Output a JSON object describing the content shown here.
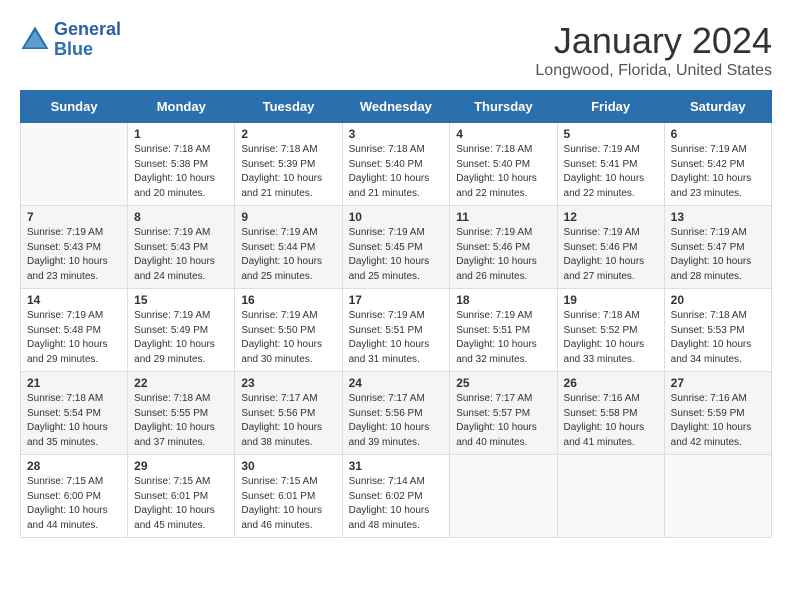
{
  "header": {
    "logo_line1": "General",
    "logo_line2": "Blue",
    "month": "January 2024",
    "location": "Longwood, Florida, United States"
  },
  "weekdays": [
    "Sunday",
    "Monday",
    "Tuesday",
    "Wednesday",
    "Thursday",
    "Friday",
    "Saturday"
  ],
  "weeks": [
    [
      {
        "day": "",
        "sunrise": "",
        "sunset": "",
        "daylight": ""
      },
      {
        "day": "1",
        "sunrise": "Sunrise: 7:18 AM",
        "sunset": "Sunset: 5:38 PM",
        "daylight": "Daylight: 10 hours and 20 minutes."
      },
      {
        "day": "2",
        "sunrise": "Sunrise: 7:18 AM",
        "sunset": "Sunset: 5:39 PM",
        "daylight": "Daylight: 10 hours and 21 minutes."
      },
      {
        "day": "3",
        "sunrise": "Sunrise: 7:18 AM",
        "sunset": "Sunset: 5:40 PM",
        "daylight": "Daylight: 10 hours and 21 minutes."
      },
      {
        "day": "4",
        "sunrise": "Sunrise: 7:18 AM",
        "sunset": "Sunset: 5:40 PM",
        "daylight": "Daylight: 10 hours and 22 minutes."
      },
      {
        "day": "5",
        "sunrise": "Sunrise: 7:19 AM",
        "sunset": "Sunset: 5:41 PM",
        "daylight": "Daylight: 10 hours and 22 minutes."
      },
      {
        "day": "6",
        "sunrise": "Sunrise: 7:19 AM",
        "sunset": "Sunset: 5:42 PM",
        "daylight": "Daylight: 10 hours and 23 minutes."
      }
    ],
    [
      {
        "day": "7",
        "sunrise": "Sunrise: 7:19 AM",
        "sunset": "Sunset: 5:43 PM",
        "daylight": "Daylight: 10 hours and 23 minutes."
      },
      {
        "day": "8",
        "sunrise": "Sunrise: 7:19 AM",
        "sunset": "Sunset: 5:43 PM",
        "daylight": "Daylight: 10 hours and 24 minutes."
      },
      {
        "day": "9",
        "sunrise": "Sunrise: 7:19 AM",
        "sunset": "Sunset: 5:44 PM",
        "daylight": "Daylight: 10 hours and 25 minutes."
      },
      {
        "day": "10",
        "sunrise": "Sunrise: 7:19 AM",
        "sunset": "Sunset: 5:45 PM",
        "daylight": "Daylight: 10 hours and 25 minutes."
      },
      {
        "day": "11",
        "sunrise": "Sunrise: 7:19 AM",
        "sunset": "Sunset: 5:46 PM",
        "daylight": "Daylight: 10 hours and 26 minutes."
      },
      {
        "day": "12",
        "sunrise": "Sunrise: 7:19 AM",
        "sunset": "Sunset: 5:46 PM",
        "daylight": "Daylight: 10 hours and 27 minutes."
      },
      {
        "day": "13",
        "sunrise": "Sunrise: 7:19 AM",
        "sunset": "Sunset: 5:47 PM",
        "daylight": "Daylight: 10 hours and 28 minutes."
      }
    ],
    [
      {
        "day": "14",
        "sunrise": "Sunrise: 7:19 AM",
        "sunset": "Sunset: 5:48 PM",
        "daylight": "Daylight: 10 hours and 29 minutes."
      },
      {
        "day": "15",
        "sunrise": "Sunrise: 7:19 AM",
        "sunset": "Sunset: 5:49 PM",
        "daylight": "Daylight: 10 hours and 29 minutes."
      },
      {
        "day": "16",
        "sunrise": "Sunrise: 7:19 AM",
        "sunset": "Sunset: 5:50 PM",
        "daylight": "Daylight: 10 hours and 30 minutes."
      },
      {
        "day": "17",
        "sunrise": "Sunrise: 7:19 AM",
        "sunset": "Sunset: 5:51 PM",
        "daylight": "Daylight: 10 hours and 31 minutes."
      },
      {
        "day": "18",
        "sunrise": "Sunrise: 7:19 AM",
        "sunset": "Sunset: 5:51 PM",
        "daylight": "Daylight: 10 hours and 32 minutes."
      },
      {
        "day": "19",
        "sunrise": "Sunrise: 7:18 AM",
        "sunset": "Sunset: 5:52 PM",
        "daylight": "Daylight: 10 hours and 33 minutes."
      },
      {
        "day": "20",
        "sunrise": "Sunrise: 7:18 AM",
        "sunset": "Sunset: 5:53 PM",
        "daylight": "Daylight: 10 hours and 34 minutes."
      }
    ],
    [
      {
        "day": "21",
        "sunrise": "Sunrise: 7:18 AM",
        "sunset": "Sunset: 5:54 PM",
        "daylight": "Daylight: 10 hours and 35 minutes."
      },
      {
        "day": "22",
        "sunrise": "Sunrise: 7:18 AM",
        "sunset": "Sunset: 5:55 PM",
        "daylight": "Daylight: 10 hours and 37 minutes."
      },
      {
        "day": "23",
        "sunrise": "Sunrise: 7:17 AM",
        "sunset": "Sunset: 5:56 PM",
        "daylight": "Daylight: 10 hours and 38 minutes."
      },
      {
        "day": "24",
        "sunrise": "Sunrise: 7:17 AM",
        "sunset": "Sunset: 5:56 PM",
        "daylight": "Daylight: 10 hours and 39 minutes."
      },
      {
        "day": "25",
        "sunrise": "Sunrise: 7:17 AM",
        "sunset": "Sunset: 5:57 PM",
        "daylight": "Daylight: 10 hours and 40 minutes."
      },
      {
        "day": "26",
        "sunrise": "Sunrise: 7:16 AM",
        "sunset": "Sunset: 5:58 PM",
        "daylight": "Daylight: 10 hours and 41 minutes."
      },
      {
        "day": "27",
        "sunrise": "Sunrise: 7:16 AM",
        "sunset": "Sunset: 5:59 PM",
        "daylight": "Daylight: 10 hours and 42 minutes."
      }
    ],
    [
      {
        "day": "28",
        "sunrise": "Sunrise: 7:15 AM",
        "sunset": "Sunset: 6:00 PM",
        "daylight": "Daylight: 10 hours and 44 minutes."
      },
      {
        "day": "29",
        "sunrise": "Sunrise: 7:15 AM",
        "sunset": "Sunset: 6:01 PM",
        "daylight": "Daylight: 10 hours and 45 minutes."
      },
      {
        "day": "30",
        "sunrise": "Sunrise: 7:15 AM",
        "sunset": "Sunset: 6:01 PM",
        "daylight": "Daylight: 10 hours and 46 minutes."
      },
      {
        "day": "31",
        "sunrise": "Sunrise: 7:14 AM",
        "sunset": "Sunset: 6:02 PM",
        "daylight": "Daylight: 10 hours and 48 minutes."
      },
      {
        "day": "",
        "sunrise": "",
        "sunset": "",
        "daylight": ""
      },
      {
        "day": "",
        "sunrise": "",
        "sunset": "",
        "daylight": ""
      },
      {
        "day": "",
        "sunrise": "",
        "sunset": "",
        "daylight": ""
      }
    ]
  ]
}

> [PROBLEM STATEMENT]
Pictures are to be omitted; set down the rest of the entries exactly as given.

> [ANSWER FOR THIS EXERCISE]
Output a JSON object describing the content shown here.
{
  "header": {
    "logo_line1": "General",
    "logo_line2": "Blue",
    "month": "January 2024",
    "location": "Longwood, Florida, United States"
  },
  "weekdays": [
    "Sunday",
    "Monday",
    "Tuesday",
    "Wednesday",
    "Thursday",
    "Friday",
    "Saturday"
  ],
  "weeks": [
    [
      {
        "day": "",
        "sunrise": "",
        "sunset": "",
        "daylight": ""
      },
      {
        "day": "1",
        "sunrise": "Sunrise: 7:18 AM",
        "sunset": "Sunset: 5:38 PM",
        "daylight": "Daylight: 10 hours and 20 minutes."
      },
      {
        "day": "2",
        "sunrise": "Sunrise: 7:18 AM",
        "sunset": "Sunset: 5:39 PM",
        "daylight": "Daylight: 10 hours and 21 minutes."
      },
      {
        "day": "3",
        "sunrise": "Sunrise: 7:18 AM",
        "sunset": "Sunset: 5:40 PM",
        "daylight": "Daylight: 10 hours and 21 minutes."
      },
      {
        "day": "4",
        "sunrise": "Sunrise: 7:18 AM",
        "sunset": "Sunset: 5:40 PM",
        "daylight": "Daylight: 10 hours and 22 minutes."
      },
      {
        "day": "5",
        "sunrise": "Sunrise: 7:19 AM",
        "sunset": "Sunset: 5:41 PM",
        "daylight": "Daylight: 10 hours and 22 minutes."
      },
      {
        "day": "6",
        "sunrise": "Sunrise: 7:19 AM",
        "sunset": "Sunset: 5:42 PM",
        "daylight": "Daylight: 10 hours and 23 minutes."
      }
    ],
    [
      {
        "day": "7",
        "sunrise": "Sunrise: 7:19 AM",
        "sunset": "Sunset: 5:43 PM",
        "daylight": "Daylight: 10 hours and 23 minutes."
      },
      {
        "day": "8",
        "sunrise": "Sunrise: 7:19 AM",
        "sunset": "Sunset: 5:43 PM",
        "daylight": "Daylight: 10 hours and 24 minutes."
      },
      {
        "day": "9",
        "sunrise": "Sunrise: 7:19 AM",
        "sunset": "Sunset: 5:44 PM",
        "daylight": "Daylight: 10 hours and 25 minutes."
      },
      {
        "day": "10",
        "sunrise": "Sunrise: 7:19 AM",
        "sunset": "Sunset: 5:45 PM",
        "daylight": "Daylight: 10 hours and 25 minutes."
      },
      {
        "day": "11",
        "sunrise": "Sunrise: 7:19 AM",
        "sunset": "Sunset: 5:46 PM",
        "daylight": "Daylight: 10 hours and 26 minutes."
      },
      {
        "day": "12",
        "sunrise": "Sunrise: 7:19 AM",
        "sunset": "Sunset: 5:46 PM",
        "daylight": "Daylight: 10 hours and 27 minutes."
      },
      {
        "day": "13",
        "sunrise": "Sunrise: 7:19 AM",
        "sunset": "Sunset: 5:47 PM",
        "daylight": "Daylight: 10 hours and 28 minutes."
      }
    ],
    [
      {
        "day": "14",
        "sunrise": "Sunrise: 7:19 AM",
        "sunset": "Sunset: 5:48 PM",
        "daylight": "Daylight: 10 hours and 29 minutes."
      },
      {
        "day": "15",
        "sunrise": "Sunrise: 7:19 AM",
        "sunset": "Sunset: 5:49 PM",
        "daylight": "Daylight: 10 hours and 29 minutes."
      },
      {
        "day": "16",
        "sunrise": "Sunrise: 7:19 AM",
        "sunset": "Sunset: 5:50 PM",
        "daylight": "Daylight: 10 hours and 30 minutes."
      },
      {
        "day": "17",
        "sunrise": "Sunrise: 7:19 AM",
        "sunset": "Sunset: 5:51 PM",
        "daylight": "Daylight: 10 hours and 31 minutes."
      },
      {
        "day": "18",
        "sunrise": "Sunrise: 7:19 AM",
        "sunset": "Sunset: 5:51 PM",
        "daylight": "Daylight: 10 hours and 32 minutes."
      },
      {
        "day": "19",
        "sunrise": "Sunrise: 7:18 AM",
        "sunset": "Sunset: 5:52 PM",
        "daylight": "Daylight: 10 hours and 33 minutes."
      },
      {
        "day": "20",
        "sunrise": "Sunrise: 7:18 AM",
        "sunset": "Sunset: 5:53 PM",
        "daylight": "Daylight: 10 hours and 34 minutes."
      }
    ],
    [
      {
        "day": "21",
        "sunrise": "Sunrise: 7:18 AM",
        "sunset": "Sunset: 5:54 PM",
        "daylight": "Daylight: 10 hours and 35 minutes."
      },
      {
        "day": "22",
        "sunrise": "Sunrise: 7:18 AM",
        "sunset": "Sunset: 5:55 PM",
        "daylight": "Daylight: 10 hours and 37 minutes."
      },
      {
        "day": "23",
        "sunrise": "Sunrise: 7:17 AM",
        "sunset": "Sunset: 5:56 PM",
        "daylight": "Daylight: 10 hours and 38 minutes."
      },
      {
        "day": "24",
        "sunrise": "Sunrise: 7:17 AM",
        "sunset": "Sunset: 5:56 PM",
        "daylight": "Daylight: 10 hours and 39 minutes."
      },
      {
        "day": "25",
        "sunrise": "Sunrise: 7:17 AM",
        "sunset": "Sunset: 5:57 PM",
        "daylight": "Daylight: 10 hours and 40 minutes."
      },
      {
        "day": "26",
        "sunrise": "Sunrise: 7:16 AM",
        "sunset": "Sunset: 5:58 PM",
        "daylight": "Daylight: 10 hours and 41 minutes."
      },
      {
        "day": "27",
        "sunrise": "Sunrise: 7:16 AM",
        "sunset": "Sunset: 5:59 PM",
        "daylight": "Daylight: 10 hours and 42 minutes."
      }
    ],
    [
      {
        "day": "28",
        "sunrise": "Sunrise: 7:15 AM",
        "sunset": "Sunset: 6:00 PM",
        "daylight": "Daylight: 10 hours and 44 minutes."
      },
      {
        "day": "29",
        "sunrise": "Sunrise: 7:15 AM",
        "sunset": "Sunset: 6:01 PM",
        "daylight": "Daylight: 10 hours and 45 minutes."
      },
      {
        "day": "30",
        "sunrise": "Sunrise: 7:15 AM",
        "sunset": "Sunset: 6:01 PM",
        "daylight": "Daylight: 10 hours and 46 minutes."
      },
      {
        "day": "31",
        "sunrise": "Sunrise: 7:14 AM",
        "sunset": "Sunset: 6:02 PM",
        "daylight": "Daylight: 10 hours and 48 minutes."
      },
      {
        "day": "",
        "sunrise": "",
        "sunset": "",
        "daylight": ""
      },
      {
        "day": "",
        "sunrise": "",
        "sunset": "",
        "daylight": ""
      },
      {
        "day": "",
        "sunrise": "",
        "sunset": "",
        "daylight": ""
      }
    ]
  ]
}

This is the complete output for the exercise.